What Does the Idea of Hell Mean for Our Lives Today?
The Importance of Living a Moral Life
One interpretation of hell is that it is a place of eternal punishment for those who do not live a moral life. This idea has been present in many religions for thousands of years, and it can be a powerful motivator for people to act ethically and follow their religious teachings.
In Christianity specifically, the concept of hell serves as a warning to those who choose to ignore God’s commandments. The fear of suffering eternally in flames because of one’s misdeeds can help individuals strive towards a more virtuous way of living.
“Fear of Hell creates a sense of caution and reserves within us a space where evil does not thrive.” -Ibn Taymiyyah
Living a moral life means different things depending on one’s religion or belief system, but generally involves treating others with respect, following laws, and avoiding actions that would cause harm to oneself or others. While the fear of hell may initially inspire an individual to behave morally, over time, hope for salvation can also play a role by reinforcing positive actions and attitudes.
The Role of Fear and Hope in Religion
Fear and hope are two emotions that have played a significant role in human religiosity throughout history. For some, the prospect of divine punishment, such as going to hell, is a strong motivator for ethical behavior, while others focus more on the promise of reward or salvation.
In Islam, for example, the concept of Jahannam (the Islamic term for hell) is used to motivate followers into behaving righteously. However, Muslims also believe in the mercy of Allah and the potential for forgiveness through good deeds and sincere repentance.
“Fear Allah, for fear of Him should be a cause to protect you from sins.” – Ali Ibn Abi Talib
Similarly, in Judaism, the idea of Gehenna (the Jewish term for hell) serves as a warning for those who stray from God’s path. However, Jews also believe in teshuva, or repentance, which emphasizes the potential for moral redemption.
While the role of hell may vary across different religions and denominations, it generally serves as a reminder to live a virtuous life and avoid actions that could lead to eternal suffering. The prospect of salvation through good acts and sincere faith can provide hope and reassurance even amidst fears of divine retribution.

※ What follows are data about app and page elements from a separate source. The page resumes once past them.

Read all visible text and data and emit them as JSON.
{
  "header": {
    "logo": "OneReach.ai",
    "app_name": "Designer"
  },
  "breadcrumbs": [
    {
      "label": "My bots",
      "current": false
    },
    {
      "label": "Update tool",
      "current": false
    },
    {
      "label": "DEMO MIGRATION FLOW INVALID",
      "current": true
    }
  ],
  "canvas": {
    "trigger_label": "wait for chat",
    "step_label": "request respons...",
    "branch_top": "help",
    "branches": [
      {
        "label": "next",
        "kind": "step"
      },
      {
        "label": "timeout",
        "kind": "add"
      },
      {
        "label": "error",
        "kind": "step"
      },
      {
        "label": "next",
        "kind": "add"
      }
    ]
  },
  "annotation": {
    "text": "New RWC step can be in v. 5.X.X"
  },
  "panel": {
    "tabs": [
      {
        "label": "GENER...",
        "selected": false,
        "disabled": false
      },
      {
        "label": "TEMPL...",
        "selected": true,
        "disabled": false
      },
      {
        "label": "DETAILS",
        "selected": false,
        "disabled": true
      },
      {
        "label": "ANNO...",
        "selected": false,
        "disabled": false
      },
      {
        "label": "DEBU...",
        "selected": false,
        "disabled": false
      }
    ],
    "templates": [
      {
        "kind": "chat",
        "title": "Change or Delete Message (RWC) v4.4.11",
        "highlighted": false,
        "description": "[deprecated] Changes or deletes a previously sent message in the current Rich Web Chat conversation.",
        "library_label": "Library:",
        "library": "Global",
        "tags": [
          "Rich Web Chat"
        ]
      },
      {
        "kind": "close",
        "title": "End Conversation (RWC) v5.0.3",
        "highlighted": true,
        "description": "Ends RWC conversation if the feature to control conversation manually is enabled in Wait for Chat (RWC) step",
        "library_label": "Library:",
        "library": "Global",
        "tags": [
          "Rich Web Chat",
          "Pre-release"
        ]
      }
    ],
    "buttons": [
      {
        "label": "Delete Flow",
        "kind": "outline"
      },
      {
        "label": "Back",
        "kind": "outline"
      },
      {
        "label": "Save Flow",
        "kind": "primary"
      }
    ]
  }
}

The concept of hell plays an important role in many religious traditions today. While the fear of punishment may initially motivate individuals to act ethically, a focus on hope and redemption is equally vital in maintaining a spiritual outlook full of positivity and benevolence.

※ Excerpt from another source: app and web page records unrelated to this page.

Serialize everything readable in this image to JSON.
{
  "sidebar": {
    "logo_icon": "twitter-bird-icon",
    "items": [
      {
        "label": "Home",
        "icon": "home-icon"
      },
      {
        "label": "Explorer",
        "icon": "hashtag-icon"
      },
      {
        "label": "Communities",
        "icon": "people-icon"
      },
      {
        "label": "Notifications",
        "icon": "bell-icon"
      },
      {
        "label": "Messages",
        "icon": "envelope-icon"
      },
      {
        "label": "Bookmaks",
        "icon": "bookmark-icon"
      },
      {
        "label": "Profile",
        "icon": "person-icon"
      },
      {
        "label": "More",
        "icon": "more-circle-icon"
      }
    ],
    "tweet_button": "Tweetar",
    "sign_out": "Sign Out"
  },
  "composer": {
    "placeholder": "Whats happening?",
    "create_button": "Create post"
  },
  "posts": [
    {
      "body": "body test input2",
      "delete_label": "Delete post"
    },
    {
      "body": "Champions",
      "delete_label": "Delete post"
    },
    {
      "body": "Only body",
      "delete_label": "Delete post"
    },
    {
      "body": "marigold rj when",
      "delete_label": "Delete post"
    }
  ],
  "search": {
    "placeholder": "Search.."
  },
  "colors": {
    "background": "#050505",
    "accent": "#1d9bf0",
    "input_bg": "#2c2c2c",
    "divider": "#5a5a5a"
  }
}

Frequently Asked Questions
Did the concept of Hell exist before Christianity?
Yes, the concept of an afterlife punishment for wickedness existed in various forms in many ancient cultures, such as ancient Egypt, Greece, and Rome. The Jewish religion also had a concept of an afterlife punishment called Sheol.
What is the Biblical evidence for God creating Hell?

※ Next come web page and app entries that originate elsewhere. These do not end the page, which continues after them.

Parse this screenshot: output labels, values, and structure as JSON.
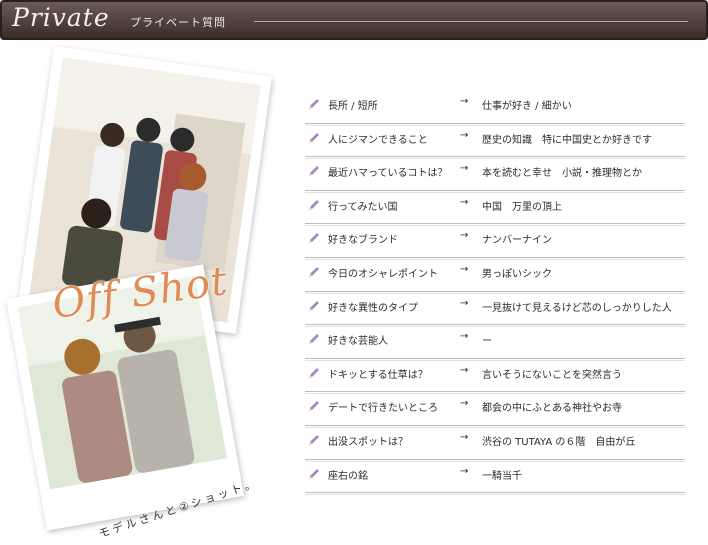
{
  "header": {
    "title": "Private",
    "subtitle": "プライベート質問"
  },
  "photos": {
    "overlay_text": "Off Shot",
    "caption": "モデルさんと②ショット。"
  },
  "qa": [
    {
      "q": "長所 / 短所",
      "a": "仕事が好き / 細かい"
    },
    {
      "q": "人にジマンできること",
      "a": "歴史の知識　特に中国史とか好きです"
    },
    {
      "q": "最近ハマっているコトは？",
      "a": "本を読むと幸せ　小説・推理物とか"
    },
    {
      "q": "行ってみたい国",
      "a": "中国　万里の頂上"
    },
    {
      "q": "好きなブランド",
      "a": "ナンバーナイン"
    },
    {
      "q": "今日のオシャレポイント",
      "a": "男っぽいシック"
    },
    {
      "q": "好きな異性のタイプ",
      "a": "一見抜けて見えるけど芯のしっかりした人"
    },
    {
      "q": "好きな芸能人",
      "a": "ー"
    },
    {
      "q": "ドキッとする仕草は？",
      "a": "言いそうにないことを突然言う"
    },
    {
      "q": "デートで行きたいところ",
      "a": "都会の中にふとある神社やお寺"
    },
    {
      "q": "出没スポットは？",
      "a": "渋谷の TUTAYA の６階　自由が丘"
    },
    {
      "q": "座右の銘",
      "a": "一騎当千"
    }
  ],
  "arrow": "→",
  "colors": {
    "header_bg": "#4a3a36",
    "accent": "#e08a55",
    "pencil": "#a58bc6"
  }
}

The Bible mentions Hell in several places, such as Matthew 25:41, which states that Hell was prepared for the devil and his angels. Revelation 20:15 describes the lake of fire, which is the second death, as the final destination for those who reject God.
Is Hell a physical place or a spiritual state of being?
The Bible describes Hell as a place of eternal punishment and torment, but it is often depicted in symbolic terms. It is generally understood to be a spiritual state of being rather than a physical place.
Why did God create Hell if He is supposed to be all-loving?
God did not create Hell as a place of punishment for humans, but rather as a place of eternal punishment for the devil and his angels. Humans have the choice to accept or reject God, and those who reject Him will face the consequences of their choices.
Do all religions believe in the existence of Hell?
No, not all religions believe in the existence of Hell. Some Eastern religions, such as Hinduism and Buddhism, have different concepts of an afterlife and do not believe in a place of eternal punishment. Other religions, such as Islam, do have a concept of Hell similar to that in Christianity.